**Task details**
Nothing in the entries may change when you repeat them, and no images may appear.

**Excerpts from an interface dataset**
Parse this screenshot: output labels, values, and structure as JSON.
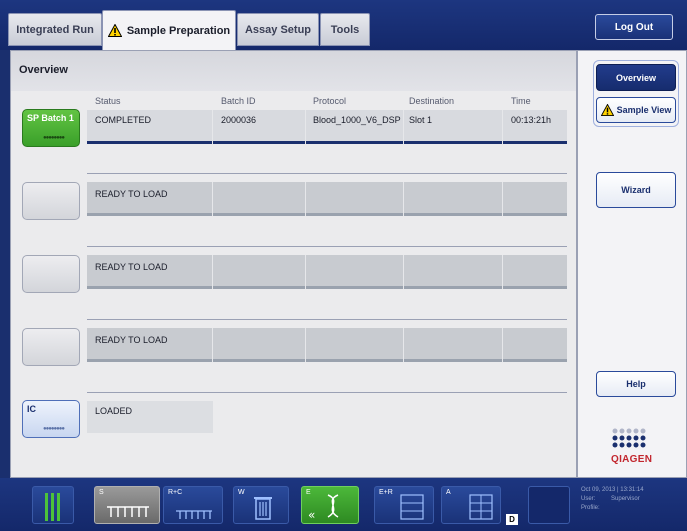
{
  "tabs": [
    {
      "label": "Integrated Run"
    },
    {
      "label": "Sample Preparation"
    },
    {
      "label": "Assay Setup"
    },
    {
      "label": "Tools"
    }
  ],
  "logout_label": "Log Out",
  "overview": {
    "title": "Overview",
    "columns": [
      "Status",
      "Batch ID",
      "Protocol",
      "Destination",
      "Time"
    ],
    "rows": [
      {
        "slot_label": "SP Batch 1",
        "status": "COMPLETED",
        "batch_id": "2000036",
        "protocol": "Blood_1000_V6_DSP",
        "destination": "Slot 1",
        "time": "00:13:21h"
      },
      {
        "slot_label": "",
        "status": "READY TO LOAD"
      },
      {
        "slot_label": "",
        "status": "READY TO LOAD"
      },
      {
        "slot_label": "",
        "status": "READY TO LOAD"
      }
    ],
    "ic": {
      "slot_label": "IC",
      "status": "LOADED"
    }
  },
  "right_panel": {
    "overview_btn": "Overview",
    "sample_view_btn": "Sample View",
    "wizard_btn": "Wizard",
    "help_btn": "Help",
    "logo_text": "QIAGEN"
  },
  "bottom_bar": {
    "slots": [
      {
        "label": "",
        "icon": "tube-rack-icon"
      },
      {
        "label": "S",
        "icon": "sample-tubes-icon"
      },
      {
        "label": "R+C",
        "icon": "reagent-icon"
      },
      {
        "label": "W",
        "icon": "waste-bin-icon"
      },
      {
        "label": "E",
        "icon": "eluate-dna-icon"
      },
      {
        "label": "E+R",
        "icon": "assay-plate-icon"
      },
      {
        "label": "A",
        "icon": "assay-grid-icon"
      },
      {
        "label": "",
        "icon": "empty-slot-icon"
      }
    ],
    "d_label": "D",
    "status": {
      "datetime": "Oct 09, 2013 | 13:31:14",
      "user_label": "User:",
      "user": "Supervisor",
      "profile_label": "Profile:"
    }
  }
}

**Answer to the exercise**
Parse this screenshot: output labels, values, and structure as JSON.
{
  "tabs": [
    {
      "label": "Integrated Run"
    },
    {
      "label": "Sample Preparation"
    },
    {
      "label": "Assay Setup"
    },
    {
      "label": "Tools"
    }
  ],
  "logout_label": "Log Out",
  "overview": {
    "title": "Overview",
    "columns": [
      "Status",
      "Batch ID",
      "Protocol",
      "Destination",
      "Time"
    ],
    "rows": [
      {
        "slot_label": "SP Batch 1",
        "status": "COMPLETED",
        "batch_id": "2000036",
        "protocol": "Blood_1000_V6_DSP",
        "destination": "Slot 1",
        "time": "00:13:21h"
      },
      {
        "slot_label": "",
        "status": "READY TO LOAD"
      },
      {
        "slot_label": "",
        "status": "READY TO LOAD"
      },
      {
        "slot_label": "",
        "status": "READY TO LOAD"
      }
    ],
    "ic": {
      "slot_label": "IC",
      "status": "LOADED"
    }
  },
  "right_panel": {
    "overview_btn": "Overview",
    "sample_view_btn": "Sample View",
    "wizard_btn": "Wizard",
    "help_btn": "Help",
    "logo_text": "QIAGEN"
  },
  "bottom_bar": {
    "slots": [
      {
        "label": "",
        "icon": "tube-rack-icon"
      },
      {
        "label": "S",
        "icon": "sample-tubes-icon"
      },
      {
        "label": "R+C",
        "icon": "reagent-icon"
      },
      {
        "label": "W",
        "icon": "waste-bin-icon"
      },
      {
        "label": "E",
        "icon": "eluate-dna-icon"
      },
      {
        "label": "E+R",
        "icon": "assay-plate-icon"
      },
      {
        "label": "A",
        "icon": "assay-grid-icon"
      },
      {
        "label": "",
        "icon": "empty-slot-icon"
      }
    ],
    "d_label": "D",
    "status": {
      "datetime": "Oct 09, 2013 | 13:31:14",
      "user_label": "User:",
      "user": "Supervisor",
      "profile_label": "Profile:"
    }
  }
}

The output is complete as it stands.